- _REQUIRED WORK_
Print every entry exactly as written.

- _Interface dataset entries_

---

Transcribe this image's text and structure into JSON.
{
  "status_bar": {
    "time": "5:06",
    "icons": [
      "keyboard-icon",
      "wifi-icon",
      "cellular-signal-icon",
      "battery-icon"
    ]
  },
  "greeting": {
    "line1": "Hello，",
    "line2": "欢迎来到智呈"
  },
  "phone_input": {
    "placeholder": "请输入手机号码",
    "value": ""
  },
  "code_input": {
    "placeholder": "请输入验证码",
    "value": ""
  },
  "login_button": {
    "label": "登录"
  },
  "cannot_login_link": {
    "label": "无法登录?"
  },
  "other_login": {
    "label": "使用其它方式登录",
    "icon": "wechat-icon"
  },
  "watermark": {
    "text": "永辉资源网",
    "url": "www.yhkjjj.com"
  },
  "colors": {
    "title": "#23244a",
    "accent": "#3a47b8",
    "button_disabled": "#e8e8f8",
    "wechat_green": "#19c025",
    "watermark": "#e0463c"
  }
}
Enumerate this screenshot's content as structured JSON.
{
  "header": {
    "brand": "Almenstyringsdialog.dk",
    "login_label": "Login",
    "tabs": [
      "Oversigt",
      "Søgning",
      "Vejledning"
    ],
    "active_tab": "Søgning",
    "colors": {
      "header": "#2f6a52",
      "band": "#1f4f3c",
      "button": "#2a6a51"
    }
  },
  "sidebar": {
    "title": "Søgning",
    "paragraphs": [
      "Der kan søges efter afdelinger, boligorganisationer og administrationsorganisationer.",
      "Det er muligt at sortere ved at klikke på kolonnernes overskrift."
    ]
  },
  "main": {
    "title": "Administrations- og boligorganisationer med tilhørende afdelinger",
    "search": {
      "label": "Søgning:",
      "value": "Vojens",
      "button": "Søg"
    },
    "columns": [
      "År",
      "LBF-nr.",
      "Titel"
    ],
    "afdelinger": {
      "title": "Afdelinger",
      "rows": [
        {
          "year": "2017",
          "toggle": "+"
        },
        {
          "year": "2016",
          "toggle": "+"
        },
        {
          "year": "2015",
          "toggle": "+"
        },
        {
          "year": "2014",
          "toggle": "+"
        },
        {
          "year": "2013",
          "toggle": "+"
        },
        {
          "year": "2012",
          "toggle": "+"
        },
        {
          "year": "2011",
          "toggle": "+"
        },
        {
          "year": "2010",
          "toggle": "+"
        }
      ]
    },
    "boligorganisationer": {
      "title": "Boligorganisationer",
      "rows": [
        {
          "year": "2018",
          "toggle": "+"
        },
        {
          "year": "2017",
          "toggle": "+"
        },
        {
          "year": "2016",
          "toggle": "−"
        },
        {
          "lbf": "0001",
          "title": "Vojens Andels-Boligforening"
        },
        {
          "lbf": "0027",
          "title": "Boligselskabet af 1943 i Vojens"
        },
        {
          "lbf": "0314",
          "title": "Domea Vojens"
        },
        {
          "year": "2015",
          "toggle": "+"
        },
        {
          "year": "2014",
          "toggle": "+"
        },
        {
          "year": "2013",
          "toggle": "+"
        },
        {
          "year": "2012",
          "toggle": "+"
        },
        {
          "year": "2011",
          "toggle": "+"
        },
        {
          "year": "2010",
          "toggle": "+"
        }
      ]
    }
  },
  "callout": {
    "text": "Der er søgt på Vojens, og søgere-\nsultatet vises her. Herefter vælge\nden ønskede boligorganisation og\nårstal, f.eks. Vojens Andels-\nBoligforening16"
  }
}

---

- _RESPONSE_
Transcribe this image's text and structure into JSON.
{
  "status_bar": {
    "time": "5:06",
    "icons": [
      "keyboard-icon",
      "wifi-icon",
      "cellular-signal-icon",
      "battery-icon"
    ]
  },
  "greeting": {
    "line1": "Hello，",
    "line2": "欢迎来到智呈"
  },
  "phone_input": {
    "placeholder": "请输入手机号码",
    "value": ""
  },
  "code_input": {
    "placeholder": "请输入验证码",
    "value": ""
  },
  "login_button": {
    "label": "登录"
  },
  "cannot_login_link": {
    "label": "无法登录?"
  },
  "other_login": {
    "label": "使用其它方式登录",
    "icon": "wechat-icon"
  },
  "watermark": {
    "text": "永辉资源网",
    "url": "www.yhkjjj.com"
  },
  "colors": {
    "title": "#23244a",
    "accent": "#3a47b8",
    "button_disabled": "#e8e8f8",
    "wechat_green": "#19c025",
    "watermark": "#e0463c"
  }
}
Enumerate this screenshot's content as structured JSON.
{
  "header": {
    "brand": "Almenstyringsdialog.dk",
    "login_label": "Login",
    "tabs": [
      "Oversigt",
      "Søgning",
      "Vejledning"
    ],
    "active_tab": "Søgning",
    "colors": {
      "header": "#2f6a52",
      "band": "#1f4f3c",
      "button": "#2a6a51"
    }
  },
  "sidebar": {
    "title": "Søgning",
    "paragraphs": [
      "Der kan søges efter afdelinger, boligorganisationer og administrationsorganisationer.",
      "Det er muligt at sortere ved at klikke på kolonnernes overskrift."
    ]
  },
  "main": {
    "title": "Administrations- og boligorganisationer med tilhørende afdelinger",
    "search": {
      "label": "Søgning:",
      "value": "Vojens",
      "button": "Søg"
    },
    "columns": [
      "År",
      "LBF-nr.",
      "Titel"
    ],
    "afdelinger": {
      "title": "Afdelinger",
      "rows": [
        {
          "year": "2017",
          "toggle": "+"
        },
        {
          "year": "2016",
          "toggle": "+"
        },
        {
          "year": "2015",
          "toggle": "+"
        },
        {
          "year": "2014",
          "toggle": "+"
        },
        {
          "year": "2013",
          "toggle": "+"
        },
        {
          "year": "2012",
          "toggle": "+"
        },
        {
          "year": "2011",
          "toggle": "+"
        },
        {
          "year": "2010",
          "toggle": "+"
        }
      ]
    },
    "boligorganisationer": {
      "title": "Boligorganisationer",
      "rows": [
        {
          "year": "2018",
          "toggle": "+"
        },
        {
          "year": "2017",
          "toggle": "+"
        },
        {
          "year": "2016",
          "toggle": "−"
        },
        {
          "lbf": "0001",
          "title": "Vojens Andels-Boligforening"
        },
        {
          "lbf": "0027",
          "title": "Boligselskabet af 1943 i Vojens"
        },
        {
          "lbf": "0314",
          "title": "Domea Vojens"
        },
        {
          "year": "2015",
          "toggle": "+"
        },
        {
          "year": "2014",
          "toggle": "+"
        },
        {
          "year": "2013",
          "toggle": "+"
        },
        {
          "year": "2012",
          "toggle": "+"
        },
        {
          "year": "2011",
          "toggle": "+"
        },
        {
          "year": "2010",
          "toggle": "+"
        }
      ]
    }
  },
  "callout": {
    "text": "Der er søgt på Vojens, og søgere-\nsultatet vises her. Herefter vælge\nden ønskede boligorganisation og\nårstal, f.eks. Vojens Andels-\nBoligforening16"
  }
}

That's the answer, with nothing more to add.